In 1918, as a cub reporter, he was walking his beat at the Statheouse - the machinery of Indiana's government was grinding away monotonously, and Early's eyes rose to the 82 bronze plaques of famous Hoosiers in the Statheouse rotunda. He was intrigued, for he had heard of only two of them, and his subsequent investigations uncovered a racket in which a phony press club solicited the descendants of the "Honored Hoosiers" to immortalize, at a substantial fee, their undistinguished ancestors. Within minutes of the first edition of the Star hitting the streets the governor had sent workmen to remove the plaques, and by the next morning the marble walls were bare.
Maurice Early was the first reporter to be assigned full-time to chronicle Hoosier politics, and he became a leading authority on Indiana government long before he began writing his column, The Day in the Legislature, in January 1939. When the general assembly adjourned, the column was renamed The Day in Indiana and under this title it ran from March 16, 1939 to January 8, 1954. Early emphasized the need for such government agencies as the State Tax Board, the Public Service Commission, the State Highway and Conservation Boards, and a State Legislature Bureau, all of which were established by legislature sessions, which he reported. He was a member of Sigma Delta Chi and in 1934 was a founder and first president of the Indianapolis Press Club. One of his primary interests was public health, and his presentation of public health problems won him a distinguished service award from the Indiana Public Health Association.
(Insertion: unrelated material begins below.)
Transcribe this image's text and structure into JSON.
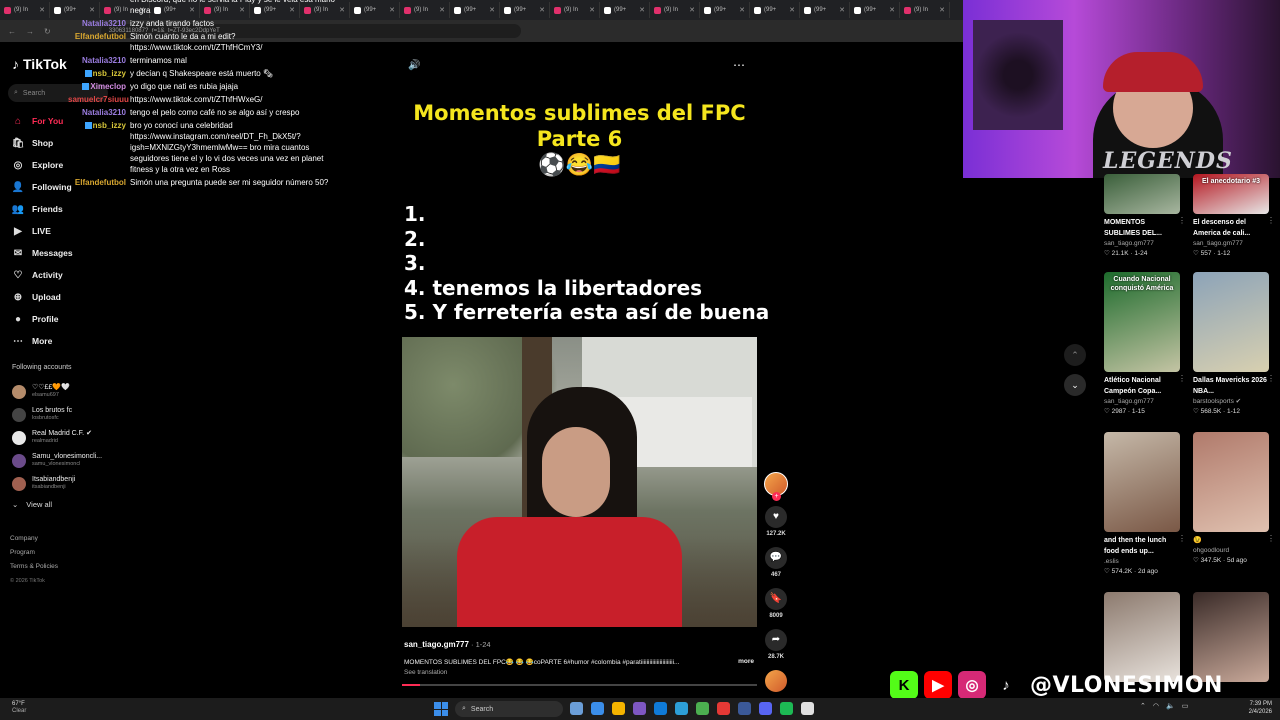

Maurice Early died on February 5, 1954, less than a month after he wrote his last column.
File Created: 2006-Jul-15